Online Program

Linkage to HIV care following release from prison in Rhode Island

Monday, November 4, 2013

Cara Sammartino, MSPH, PhD Student, Department of Health Services, Policy, and Practice, Brown University, Providence, RI
Becky Genberg, PhD, Brown University, Providence, RI
Josiah Rich, MD, MPH, Medicine and Community Health, Brown Medical School, Providence, RI
Brian Montague, DO MS MPH, Infectious Diseases, Brown University/Miriam Hospital, Providence, RI
Approximately 17% of people living with HIV (PLWH) pass through the US correctional system every year, yet there is limited research on disruptions to care during incarceration among PLWH. The objective of this study was to characterize linkage to first HIV care service following release from prison between 2010 and 2011 in Rhode Island, a state with dedicated efforts to improve health and social services following incarceration. Methods We examined first incarceration among 55 PLWH with at least one clinical visit following release as part of the Linkage to Care Study (LINCS). Kaplan-Meier estimates and log rank tests were used to compare average times to linkage across demographic, HIV risk and clinical characteristics. Adjusted time-to-event analysis was conducted using Cox regression. Results The sample was85% male, mean age of 46 years, 52% African American/Black, and 85% in care prior to incarceration. Median time to linkage was 28.5 days with 80% linking within 90 days. 64% had CD4<200 and 33% had detectable HIV-RNA (>50 copies/ml) at their first visit post-release. Compared to CD4>200, those with CD4<200 linked to care sooner, although this relationship was not statistically significant (Hazard Ratio: 2.1 95% CI 0.8, 5.7). Conclusion Despite timely linkage to care among those with lower CD4s, a substantial proportion of individuals have detectable HIV-RNA or CD4<200 at their first visit post-release. These findings suggest additional efforts are needed to promote continuity in care for PLWH who are incarcerated. Further analyses will examine linkage to HIV care through 2012 and across additional states.

Learning Areas:

Public health or related public policy

Learning Objectives:
Demonstrate the different demographic, HIV risk and clinical characteristics that affect a prisoner seeking HIV care upon release from incarceration.

Keyword(s): Correctional Health Care, Access and Services

Presenting author's disclosure statement:

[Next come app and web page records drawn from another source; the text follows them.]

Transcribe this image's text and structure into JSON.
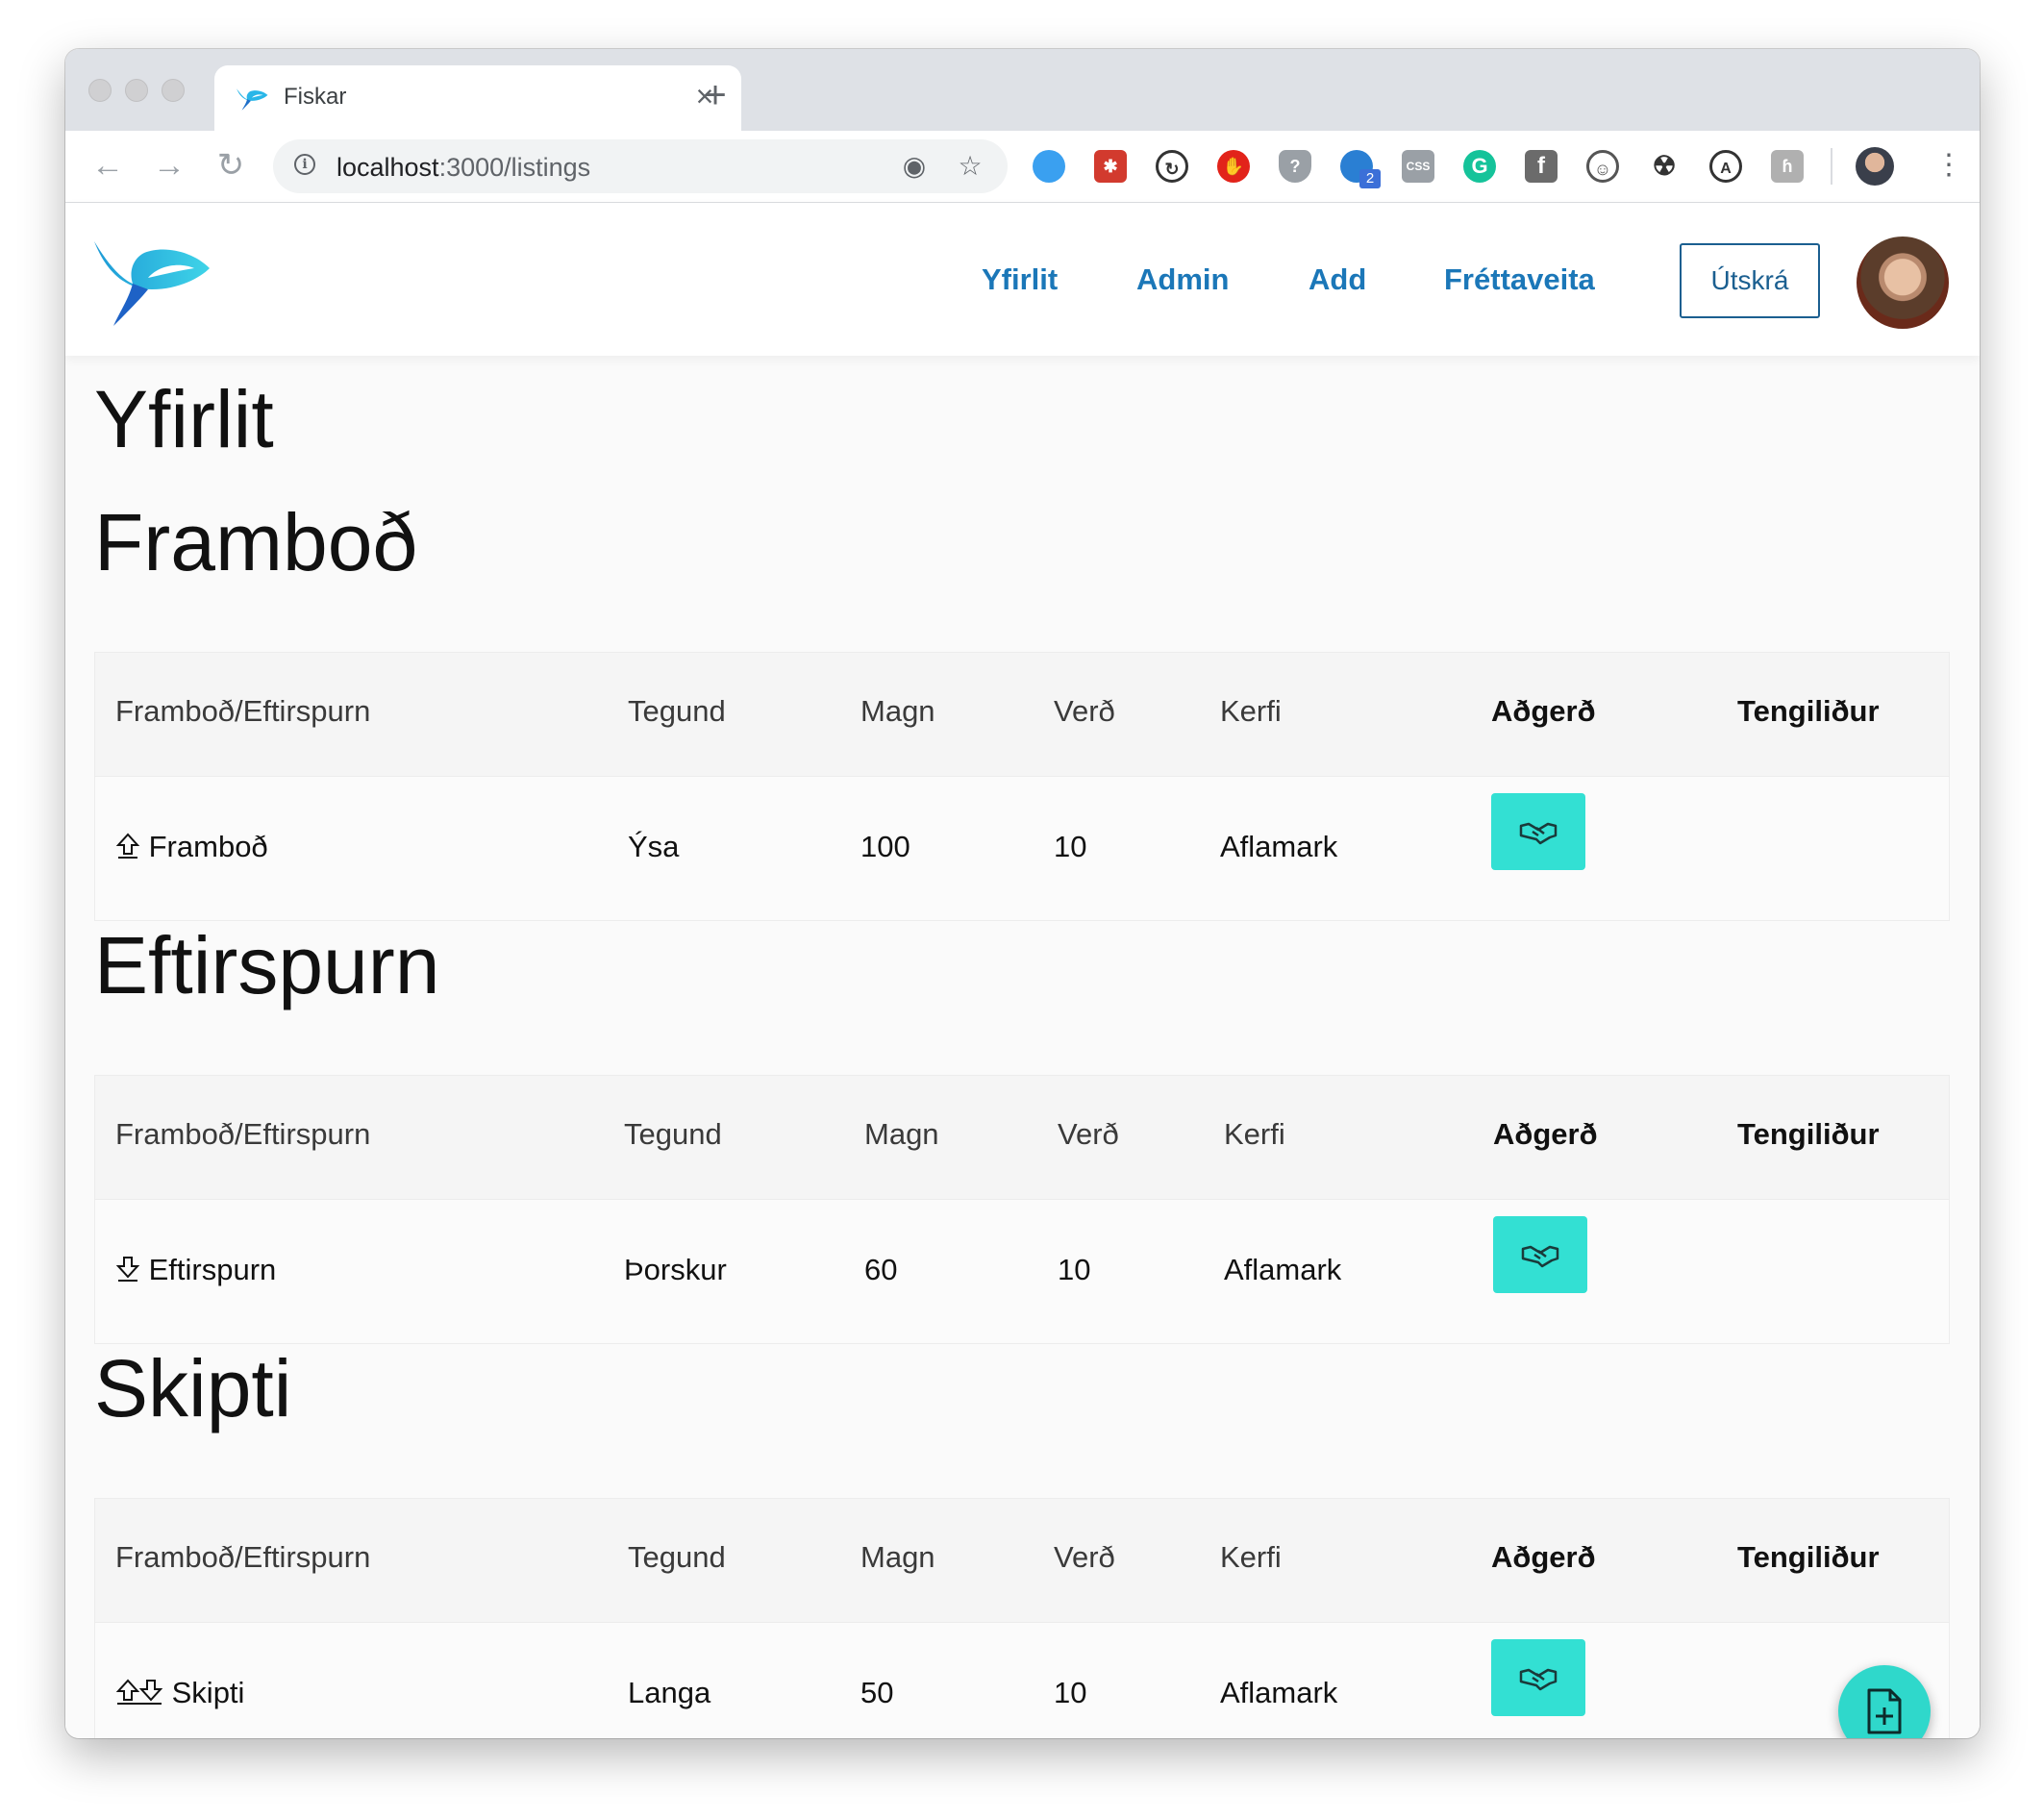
{
  "browser": {
    "tab_title": "Fiskar",
    "url_host": "localhost",
    "url_rest": ":3000/listings",
    "extension_badge": "2",
    "extension_css_label": "CSS"
  },
  "nav": {
    "links": [
      "Yfirlit",
      "Admin",
      "Add",
      "Fréttaveita"
    ],
    "logout_label": "Útskrá"
  },
  "page_title": "Yfirlit",
  "columns": [
    "Framboð/Eftirspurn",
    "Tegund",
    "Magn",
    "Verð",
    "Kerfi",
    "Aðgerð",
    "Tengiliður"
  ],
  "sections": [
    {
      "title": "Framboð",
      "row": {
        "type_icon": "arrow-up-icon",
        "kind": "Framboð",
        "species": "Ýsa",
        "quantity": "100",
        "price": "10",
        "system": "Aflamark"
      }
    },
    {
      "title": "Eftirspurn",
      "row": {
        "type_icon": "arrow-down-icon",
        "kind": "Eftirspurn",
        "species": "Þorskur",
        "quantity": "60",
        "price": "10",
        "system": "Aflamark"
      }
    },
    {
      "title": "Skipti",
      "row": {
        "type_icon": "swap-icon",
        "kind": "Skipti",
        "species": "Langa",
        "quantity": "50",
        "price": "10",
        "system": "Aflamark"
      }
    }
  ],
  "action_icon": "handshake-icon",
  "fab_icon": "add-document-icon",
  "colors": {
    "nav_link": "#1b77b8",
    "action_button": "#33e0d3",
    "fab": "#2fd8cb"
  }
}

Qualified on the content I am responsible for because: I am a currently doctoral student at Brown Univeristy in the Department of Health Services, Practice, and Policy currently working on the Linking into Care Study studying HIV care for prisoners. I have strong interests in developing strategies for increasing access to care among prisoners with HIV and developing policies that help state organizations work together.
Any relevant financial relationships? No

I agree to comply with the American Public Health Association Conflict of Interest and Commercial Support Guidelines, and to disclose to the participants any off-label or experimental uses of a commercial product or service discussed in my presentation.